Next was a combination of lavender, essence of cedar, creosote and olive oil.

“Boys,” said Fred, interrupting. “I’ve got to run this message up the street. Would you tell anybody that comes in I’ll be right back?”

“Sure, I’ll wait on them,” I offered.

“No, no,” blushed Fred, awkwardly, “you can’t wait on them. It’s against the law.”

“We’ll stall anybody that comes,” I assured him.

Jim had a third concoction on the little gas burner. It was Frise and Clark No. 103. As it simmered and Jim put a pinch of this and a sniff of that in, he eyed the wall above him, looking at all the big fat dusty bottles with their mysterious algebra on them.

“I wish,” he said, “I had some nice, limpid, delicate stuff to put in this one. It’s a little too greasy.”

He reached up and lifted a few of the bottles, holding them to the light and shaking them.

“Ah,” he breathed, “here’s one. Look at that sparkle.”

He lifted it down and pulled the glass stopper. He sniffed it, jerking his head back violently.

“Oh, boy,” he gasped, “take a sniff of that.”

“Pfui,” I said. “What is it? I’ve smelled that before.”

“Would it be ammonia?” asked Jim, cautiously lifting the topper and taking another cautious sniff.
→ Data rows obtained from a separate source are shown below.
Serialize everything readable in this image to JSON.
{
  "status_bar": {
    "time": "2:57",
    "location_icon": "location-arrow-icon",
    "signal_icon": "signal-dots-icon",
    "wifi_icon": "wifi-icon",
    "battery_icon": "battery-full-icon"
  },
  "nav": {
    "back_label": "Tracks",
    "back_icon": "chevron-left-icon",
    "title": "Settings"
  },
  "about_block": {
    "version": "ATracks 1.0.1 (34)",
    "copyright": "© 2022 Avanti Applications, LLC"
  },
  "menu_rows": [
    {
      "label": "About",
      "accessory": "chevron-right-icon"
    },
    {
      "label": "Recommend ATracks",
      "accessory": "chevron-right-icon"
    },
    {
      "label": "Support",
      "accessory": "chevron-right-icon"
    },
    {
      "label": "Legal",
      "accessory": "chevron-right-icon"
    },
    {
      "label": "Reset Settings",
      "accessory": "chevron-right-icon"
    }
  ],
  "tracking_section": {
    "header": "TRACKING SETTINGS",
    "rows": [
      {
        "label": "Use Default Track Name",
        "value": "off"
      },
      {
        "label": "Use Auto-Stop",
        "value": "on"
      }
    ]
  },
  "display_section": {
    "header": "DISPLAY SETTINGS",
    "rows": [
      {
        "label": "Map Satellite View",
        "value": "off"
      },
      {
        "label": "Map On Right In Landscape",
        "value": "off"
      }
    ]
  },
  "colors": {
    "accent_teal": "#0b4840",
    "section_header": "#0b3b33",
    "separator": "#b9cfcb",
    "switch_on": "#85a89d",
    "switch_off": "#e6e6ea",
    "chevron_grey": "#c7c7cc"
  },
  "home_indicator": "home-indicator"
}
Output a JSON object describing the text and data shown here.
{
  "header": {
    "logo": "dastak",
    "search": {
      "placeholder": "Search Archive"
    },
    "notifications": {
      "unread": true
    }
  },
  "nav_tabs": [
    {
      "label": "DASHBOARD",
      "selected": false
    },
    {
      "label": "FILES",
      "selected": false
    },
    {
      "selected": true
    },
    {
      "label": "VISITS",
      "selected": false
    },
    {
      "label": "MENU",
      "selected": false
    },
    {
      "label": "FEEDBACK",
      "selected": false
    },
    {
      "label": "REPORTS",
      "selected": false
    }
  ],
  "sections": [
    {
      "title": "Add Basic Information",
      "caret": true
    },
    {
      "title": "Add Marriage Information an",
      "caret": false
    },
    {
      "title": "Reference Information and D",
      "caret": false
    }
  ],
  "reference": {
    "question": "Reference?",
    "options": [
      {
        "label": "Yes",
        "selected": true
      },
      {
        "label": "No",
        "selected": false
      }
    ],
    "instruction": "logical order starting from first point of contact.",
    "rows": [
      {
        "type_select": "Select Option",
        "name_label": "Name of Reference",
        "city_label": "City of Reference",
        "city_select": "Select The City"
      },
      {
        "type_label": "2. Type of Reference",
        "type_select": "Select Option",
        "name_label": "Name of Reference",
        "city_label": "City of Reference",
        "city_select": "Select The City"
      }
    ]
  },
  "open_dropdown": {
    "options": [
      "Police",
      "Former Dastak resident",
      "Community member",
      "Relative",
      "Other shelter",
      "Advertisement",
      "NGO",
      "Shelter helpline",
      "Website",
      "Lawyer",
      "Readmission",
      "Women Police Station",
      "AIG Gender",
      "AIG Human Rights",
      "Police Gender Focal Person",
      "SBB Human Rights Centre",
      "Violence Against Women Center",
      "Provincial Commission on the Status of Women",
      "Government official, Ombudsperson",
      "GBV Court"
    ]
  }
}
“Or some kind of methylated spirits?” I suggested.

“It’s the very thing,” said Jim, “for this mixture. It’ll sure lighten it up.”

“And will it ever knock the black flies dizzy,” I cried, as Jim poured a small libation of it into a sort of little gravy boat thing to transfer it into the saucepan.

“Quick,” I said, “that stuff is rank.”

“Okay,” said Jim, bending and pouring it into the saucepan.

“Jim, hurry,” I commanded. “That stuff will stink out the store.”

“Awwwwwggghhh,” garbled Jimmie in a weak and trailing voice and, to my horror, slowly slid down the edge of the desk and on to the floor.

“Jim,” I shouted.

I picked up the gravy boat, which had spilled some of its contents over Jimmie’s shirtfront, and when I stooped to get my arms around Jim’s shoulders to prop him up, I felt very dizzy and then weak, and then, my nose falling gently on Jim’s shirt front, I passed away gently and swimmily.

It was Fred’s voice.

“Okay,” he was saying, amongst the buzzes and ringing and thumping and humming. “Okay, okay, okay, now, okay.”

We had been hauled out along the linoleum floor to the front of the store and the door was open and two ladies were looking at us darkly.

“What was it?” I inquired, seeing Jim looking at me groggily.

“Just chloroform,” said Fred easily, “just chloroform.”

Editor’s Notes: Fly dope is a term for insect repellant.

Greg mentions the visit by the King and Queen to Canada, that was coming up from May 17 to June 15, 1939.

“Is one with Nineveh and Tyre!” is from the poem “Recessional”, by Rudyard Kipling. They are mentioned in the Bible as the capitals of empires that no longer exist, so it means “no longer exists”.